It is a standard technique in politics to attack the person rather than the positions. Trump does this all the time. Mitt Romney is a loser. John McCain is a loser. Hilary Clinton was an enabler. Unless these claims relate in some substantial way to the claims these people are making, then they are irrelevant. The critical thinker will ignore name calling when considering an argument.
d. Loaded Question
One of the things I mourn about the news situation today is the loaded question. That's when you assume a position in your questioning. "Don't you think it is hypocritical of you to say that you support economic growth when your decisions work entirely against it?" An objective question will try to assume as little as possible in the asking. "In what ways would you say that your decisions in office have helped or hindered economic growth?" The critical thinker will be disgusted by the way many news interviews are conducted these days.
e. Begging the Question (circular reasoning)
Similar to a loaded question, this is when you assume your conclusion in your argument. "The Bible is inspired because 1 Timothy 3:16 says so." You are assuming the Bible is inspired to argue that the Bible is inspired, which is bad reasoning.
f. Black and White Thinking (false alternative)
This is where a person says, "Either you believe this or you believe that," when in fact there are more alternatives. Either you believe in unregulated capitalism or you are a communist. There are a lot of options in between these two. But because most people have trouble with nuance, politicians are constantly manipulating bad thinkers with this one. The critical thinker will see right through it. There are usually other options, "third ways," middle paths, etc.

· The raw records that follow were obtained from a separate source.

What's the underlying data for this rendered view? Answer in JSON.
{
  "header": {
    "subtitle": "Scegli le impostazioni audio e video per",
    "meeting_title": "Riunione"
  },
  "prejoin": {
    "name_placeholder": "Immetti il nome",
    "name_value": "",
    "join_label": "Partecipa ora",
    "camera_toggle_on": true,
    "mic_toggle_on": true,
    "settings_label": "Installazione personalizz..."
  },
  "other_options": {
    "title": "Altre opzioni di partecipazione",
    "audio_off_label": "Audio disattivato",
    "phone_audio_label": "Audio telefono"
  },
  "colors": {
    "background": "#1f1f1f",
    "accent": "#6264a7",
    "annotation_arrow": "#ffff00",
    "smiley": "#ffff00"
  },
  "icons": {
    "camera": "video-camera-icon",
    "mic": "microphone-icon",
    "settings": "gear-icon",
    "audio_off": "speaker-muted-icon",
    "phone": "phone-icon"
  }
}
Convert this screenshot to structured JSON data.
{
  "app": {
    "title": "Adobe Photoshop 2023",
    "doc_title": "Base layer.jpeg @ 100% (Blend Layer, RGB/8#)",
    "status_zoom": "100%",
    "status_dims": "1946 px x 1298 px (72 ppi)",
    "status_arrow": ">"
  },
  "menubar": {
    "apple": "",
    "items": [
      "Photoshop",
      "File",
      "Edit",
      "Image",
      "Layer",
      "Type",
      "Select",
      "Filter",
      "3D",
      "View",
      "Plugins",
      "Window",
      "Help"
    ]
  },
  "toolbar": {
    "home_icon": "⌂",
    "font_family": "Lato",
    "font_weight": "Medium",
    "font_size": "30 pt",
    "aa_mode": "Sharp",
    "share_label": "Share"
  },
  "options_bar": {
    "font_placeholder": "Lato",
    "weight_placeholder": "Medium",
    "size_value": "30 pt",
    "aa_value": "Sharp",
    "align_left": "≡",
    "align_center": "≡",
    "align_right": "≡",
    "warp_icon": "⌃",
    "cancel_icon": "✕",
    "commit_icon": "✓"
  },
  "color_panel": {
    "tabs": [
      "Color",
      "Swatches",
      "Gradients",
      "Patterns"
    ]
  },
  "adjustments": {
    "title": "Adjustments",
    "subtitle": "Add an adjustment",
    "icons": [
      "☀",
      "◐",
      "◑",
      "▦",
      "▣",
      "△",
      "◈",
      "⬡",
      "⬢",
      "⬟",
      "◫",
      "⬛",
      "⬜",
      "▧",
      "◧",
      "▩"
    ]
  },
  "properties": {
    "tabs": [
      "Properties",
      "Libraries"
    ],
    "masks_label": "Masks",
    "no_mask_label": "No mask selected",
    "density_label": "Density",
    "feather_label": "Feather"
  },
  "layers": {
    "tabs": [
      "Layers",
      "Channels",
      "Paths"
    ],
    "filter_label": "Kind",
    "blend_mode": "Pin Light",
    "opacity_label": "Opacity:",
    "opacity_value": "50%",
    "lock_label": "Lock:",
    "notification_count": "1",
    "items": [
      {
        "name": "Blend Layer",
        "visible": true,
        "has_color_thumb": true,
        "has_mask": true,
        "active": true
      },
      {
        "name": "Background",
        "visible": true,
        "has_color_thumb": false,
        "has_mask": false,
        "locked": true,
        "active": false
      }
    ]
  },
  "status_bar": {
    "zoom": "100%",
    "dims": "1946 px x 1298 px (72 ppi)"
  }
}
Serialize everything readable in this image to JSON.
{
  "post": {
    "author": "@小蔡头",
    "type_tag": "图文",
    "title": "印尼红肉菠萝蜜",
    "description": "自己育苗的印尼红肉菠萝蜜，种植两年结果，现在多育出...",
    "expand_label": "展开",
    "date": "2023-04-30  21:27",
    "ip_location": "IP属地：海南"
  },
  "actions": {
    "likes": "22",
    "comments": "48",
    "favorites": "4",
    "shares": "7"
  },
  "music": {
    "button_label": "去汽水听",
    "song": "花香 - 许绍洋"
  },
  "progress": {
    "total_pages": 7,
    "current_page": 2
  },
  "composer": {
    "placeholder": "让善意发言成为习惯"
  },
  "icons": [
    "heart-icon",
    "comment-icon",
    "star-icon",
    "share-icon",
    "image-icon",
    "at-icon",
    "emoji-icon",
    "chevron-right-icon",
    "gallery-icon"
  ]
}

g. Wishful Thinking (appeal to emotion)
Most people think mostly with their emotions, not their reason. We find arguments to support what we want to be true. "It can't be wrong because it feels so right." Tell that to the ground next time you fall off a building. Intuitions can actually be based on unarticulated evidence. But your feelings are completely irrelevant to the truth. But I don't want to have a broken arm because I got in a car accident. Tough cookies. The truth doesn't care how you feel.
h. Changing the Issue (fallacy of diversion)
There are all sorts of versions of this one. Today we want to argue that women should be paid the same as men if they do the same job. "Oh yeah, well do you know how many babies were aborted today? Now that's a more important issue. "The critical thinker will not be thrown off by this changing of the issue.
The slippery slope argument is another diversion. "If we have any gun control at all, pretty soon they will be taking away all our guns." Completely illogical and the critical thinker will not be fooled.
The genetic fallacy changes the issue to where it came from. "You realize the person who came up with this idea was a criminal." Really? That's interesting. But is the idea right or wrong, because where the idea came from is a diversion.
The you also (tu quoque) argument tries to turn the focus off of me and on to you: "Well, you're a fine one to say that." The critical thinker will notice that the speaker is trying to deflect attention off of him or herself.
i. Prejudice and Smearing (composition and division)
Another tool in the illogical politician's toolbox is to smear an opponent by connecting them with a bad group (division) or maligning a whole group because a bad individual is part of it. "He must be a terrorist because he's Muslim." Or "I knew a Christian who was a hypocrite; therefore, all Christians are hypocrites."
And many more...
The world is sorely lacking critical thinkers. Every election cycle in America we realize just how illogically most people think. Perhaps the most important function of an education, especially in a democracy, is to try to inculcate critical thinking skills. It is largely a losing battle. But progress can be made.
Next Week: Philosophy 5: Philosophy of Science
 On a larger scale, our presuppositions include the frameworks or paradigms through which we process the world, which some like to call "worldviews" or our "narratives," but there are fallacies lurking in a perspective that thinks we make most our decisions on the basis of large ideological frameworks. See the next post on the philosophy of science.